The current administration has said it expects to see U.S. combat forces remain in Iraq for another decade or longer. Senator John McCain, the presumed Republican presidential nomination, has said that he would be fine with keeping U.S. troops in Iraq for 100 years.
We could not disagree more. After five years of occupation, the time has come to end our combat involvement in Iraq. The American people want our troops home, as do most Iraqis. They are right.
The real challenges in Iraq are not military. It is not an appropriate role for our combat troops to referee the continuing sectarian conflict in Iraq, nor is it reasonable to ask them to fabricate a military solution to a problem for which the best solutions are non-military. We do face great challenges in Iraq, but they are political, diplomatic, economic, and humanitarian in nature. They can be solved, but not by the military.
Withdrawing our troops, therefore, is not synonymous with ending our involvement in Iraq. By removing our troops we free up the resources needed to help the Iraqis begin the process of rebuilding their country.
We argue for a major new civil society initiative, public works projects that also provide employment, and localized assistance efforts; we propose that this redeployment of resources coincide with the withdrawal of our military forces. And we propose a series of domestic reforms to restore checks and balances in our government and prevent another unchecked rush to war in the future.
Much of the necessary legislation is already written. Other aspects of this proposal will likely have to await our election to Congress later this year. But everything we propose can be done, and done quickly, at significantly lower cost than that of our current military efforts in Iraq.
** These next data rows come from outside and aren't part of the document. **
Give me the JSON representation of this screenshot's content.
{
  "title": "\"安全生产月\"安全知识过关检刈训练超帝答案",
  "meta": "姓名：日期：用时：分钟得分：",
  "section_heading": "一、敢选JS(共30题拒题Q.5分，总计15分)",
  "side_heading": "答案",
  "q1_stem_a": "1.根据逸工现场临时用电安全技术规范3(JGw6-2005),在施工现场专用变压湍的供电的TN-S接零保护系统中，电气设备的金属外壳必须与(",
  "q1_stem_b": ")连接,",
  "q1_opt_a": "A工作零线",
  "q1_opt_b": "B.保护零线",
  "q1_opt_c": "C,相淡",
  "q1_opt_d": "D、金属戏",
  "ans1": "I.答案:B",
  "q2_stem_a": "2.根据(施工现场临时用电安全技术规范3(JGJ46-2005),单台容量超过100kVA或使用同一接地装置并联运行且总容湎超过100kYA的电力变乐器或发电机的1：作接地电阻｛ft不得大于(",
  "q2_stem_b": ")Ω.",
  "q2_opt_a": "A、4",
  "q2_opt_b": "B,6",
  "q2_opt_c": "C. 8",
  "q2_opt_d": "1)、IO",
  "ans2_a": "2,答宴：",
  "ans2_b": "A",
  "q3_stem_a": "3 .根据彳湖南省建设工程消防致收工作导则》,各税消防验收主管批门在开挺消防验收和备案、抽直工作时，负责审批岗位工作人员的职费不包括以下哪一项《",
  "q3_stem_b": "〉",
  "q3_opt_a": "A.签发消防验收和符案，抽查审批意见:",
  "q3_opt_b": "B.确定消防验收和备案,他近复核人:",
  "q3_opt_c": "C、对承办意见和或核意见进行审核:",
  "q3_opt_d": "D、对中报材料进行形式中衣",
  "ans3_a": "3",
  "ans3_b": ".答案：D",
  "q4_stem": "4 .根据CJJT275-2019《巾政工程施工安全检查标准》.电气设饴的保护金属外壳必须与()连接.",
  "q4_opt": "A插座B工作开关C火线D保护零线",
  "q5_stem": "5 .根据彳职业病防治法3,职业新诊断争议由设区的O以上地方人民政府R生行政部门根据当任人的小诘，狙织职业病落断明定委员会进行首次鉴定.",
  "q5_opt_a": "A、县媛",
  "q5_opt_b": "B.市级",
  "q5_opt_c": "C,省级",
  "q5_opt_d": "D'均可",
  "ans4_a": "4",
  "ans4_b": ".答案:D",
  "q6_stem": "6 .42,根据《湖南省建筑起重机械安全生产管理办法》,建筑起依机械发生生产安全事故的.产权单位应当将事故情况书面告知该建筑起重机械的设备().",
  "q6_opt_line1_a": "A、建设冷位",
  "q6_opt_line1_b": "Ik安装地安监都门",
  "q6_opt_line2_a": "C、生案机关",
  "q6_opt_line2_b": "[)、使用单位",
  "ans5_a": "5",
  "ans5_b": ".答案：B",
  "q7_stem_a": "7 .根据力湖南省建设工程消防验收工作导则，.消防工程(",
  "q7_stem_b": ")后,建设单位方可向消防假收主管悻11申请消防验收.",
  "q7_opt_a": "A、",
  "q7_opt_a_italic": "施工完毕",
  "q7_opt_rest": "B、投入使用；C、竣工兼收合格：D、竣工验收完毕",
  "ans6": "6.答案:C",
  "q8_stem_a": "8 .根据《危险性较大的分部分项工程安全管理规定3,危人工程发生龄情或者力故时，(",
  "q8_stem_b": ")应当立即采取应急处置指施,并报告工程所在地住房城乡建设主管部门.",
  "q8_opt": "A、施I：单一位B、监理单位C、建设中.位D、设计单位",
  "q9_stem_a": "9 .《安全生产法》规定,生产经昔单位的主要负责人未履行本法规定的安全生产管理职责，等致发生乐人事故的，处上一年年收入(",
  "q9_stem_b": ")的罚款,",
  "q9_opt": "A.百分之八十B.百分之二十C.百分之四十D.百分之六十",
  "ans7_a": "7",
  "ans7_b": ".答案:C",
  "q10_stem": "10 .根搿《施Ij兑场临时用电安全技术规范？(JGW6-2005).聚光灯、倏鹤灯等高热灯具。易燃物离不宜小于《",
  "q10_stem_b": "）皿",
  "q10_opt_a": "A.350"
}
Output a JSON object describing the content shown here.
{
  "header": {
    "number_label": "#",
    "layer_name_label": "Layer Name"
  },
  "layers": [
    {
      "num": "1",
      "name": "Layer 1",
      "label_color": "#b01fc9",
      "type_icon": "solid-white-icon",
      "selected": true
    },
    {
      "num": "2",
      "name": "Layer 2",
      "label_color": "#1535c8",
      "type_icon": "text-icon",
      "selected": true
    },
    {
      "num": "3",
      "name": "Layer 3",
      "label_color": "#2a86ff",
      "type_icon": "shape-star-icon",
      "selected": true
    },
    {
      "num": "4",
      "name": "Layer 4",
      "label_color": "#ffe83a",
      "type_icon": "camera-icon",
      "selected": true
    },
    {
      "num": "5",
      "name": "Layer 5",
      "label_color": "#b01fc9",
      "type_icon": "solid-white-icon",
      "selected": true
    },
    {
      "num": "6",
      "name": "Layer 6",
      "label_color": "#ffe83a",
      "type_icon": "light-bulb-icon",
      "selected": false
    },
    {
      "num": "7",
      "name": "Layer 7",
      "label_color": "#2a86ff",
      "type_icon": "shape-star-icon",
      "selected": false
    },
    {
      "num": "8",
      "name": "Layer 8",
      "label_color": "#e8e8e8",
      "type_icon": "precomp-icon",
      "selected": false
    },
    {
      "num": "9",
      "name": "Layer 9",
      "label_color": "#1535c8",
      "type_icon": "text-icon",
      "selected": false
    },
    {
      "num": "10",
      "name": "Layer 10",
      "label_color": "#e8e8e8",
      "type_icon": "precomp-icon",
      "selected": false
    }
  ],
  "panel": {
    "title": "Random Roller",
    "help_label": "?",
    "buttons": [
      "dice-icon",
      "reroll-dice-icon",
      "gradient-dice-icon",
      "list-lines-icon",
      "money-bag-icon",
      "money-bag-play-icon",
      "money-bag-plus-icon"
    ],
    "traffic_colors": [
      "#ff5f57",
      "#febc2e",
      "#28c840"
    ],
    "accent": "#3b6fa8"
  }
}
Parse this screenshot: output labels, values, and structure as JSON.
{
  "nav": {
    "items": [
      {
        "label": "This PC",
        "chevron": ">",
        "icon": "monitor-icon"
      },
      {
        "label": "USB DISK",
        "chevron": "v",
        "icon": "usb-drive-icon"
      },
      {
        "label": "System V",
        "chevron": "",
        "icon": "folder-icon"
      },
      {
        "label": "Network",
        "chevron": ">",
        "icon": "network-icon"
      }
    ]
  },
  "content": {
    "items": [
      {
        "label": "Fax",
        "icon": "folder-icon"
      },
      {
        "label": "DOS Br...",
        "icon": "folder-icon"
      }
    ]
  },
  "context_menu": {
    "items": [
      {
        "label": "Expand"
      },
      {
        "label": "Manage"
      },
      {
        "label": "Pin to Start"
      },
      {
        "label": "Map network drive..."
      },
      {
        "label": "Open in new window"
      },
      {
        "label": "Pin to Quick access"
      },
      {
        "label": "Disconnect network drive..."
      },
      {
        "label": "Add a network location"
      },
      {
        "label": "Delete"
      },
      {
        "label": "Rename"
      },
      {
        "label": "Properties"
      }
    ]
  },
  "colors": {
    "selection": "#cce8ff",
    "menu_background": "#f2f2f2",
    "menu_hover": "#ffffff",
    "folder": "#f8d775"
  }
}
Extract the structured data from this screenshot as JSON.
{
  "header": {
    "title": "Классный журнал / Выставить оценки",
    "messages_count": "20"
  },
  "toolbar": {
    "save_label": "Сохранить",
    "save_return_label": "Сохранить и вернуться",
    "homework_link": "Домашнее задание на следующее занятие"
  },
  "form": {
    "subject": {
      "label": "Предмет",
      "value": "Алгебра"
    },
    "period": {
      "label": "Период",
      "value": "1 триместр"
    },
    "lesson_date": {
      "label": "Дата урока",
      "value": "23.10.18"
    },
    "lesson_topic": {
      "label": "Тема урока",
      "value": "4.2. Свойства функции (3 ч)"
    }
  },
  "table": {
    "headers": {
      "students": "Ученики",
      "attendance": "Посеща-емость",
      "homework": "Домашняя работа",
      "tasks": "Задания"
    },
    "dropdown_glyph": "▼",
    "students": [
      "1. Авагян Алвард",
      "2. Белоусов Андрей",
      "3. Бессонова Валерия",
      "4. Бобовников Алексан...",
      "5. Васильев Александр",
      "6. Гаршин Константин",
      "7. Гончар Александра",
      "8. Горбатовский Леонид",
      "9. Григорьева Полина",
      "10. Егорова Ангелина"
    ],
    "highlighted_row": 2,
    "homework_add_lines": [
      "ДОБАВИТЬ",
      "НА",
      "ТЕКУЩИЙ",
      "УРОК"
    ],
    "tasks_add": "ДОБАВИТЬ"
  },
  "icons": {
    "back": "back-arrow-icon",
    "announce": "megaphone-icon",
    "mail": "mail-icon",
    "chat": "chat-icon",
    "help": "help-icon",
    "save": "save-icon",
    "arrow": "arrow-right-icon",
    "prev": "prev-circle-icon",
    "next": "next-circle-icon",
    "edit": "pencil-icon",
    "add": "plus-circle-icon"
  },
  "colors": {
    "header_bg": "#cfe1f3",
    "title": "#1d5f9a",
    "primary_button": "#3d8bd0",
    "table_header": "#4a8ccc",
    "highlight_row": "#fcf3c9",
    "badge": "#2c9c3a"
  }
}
In so doing, we believe we can not only end a destructive war, but offer a new beginning to the people of Iraq.
The April 7th Huffington Post reports that this Plan is gaining traction.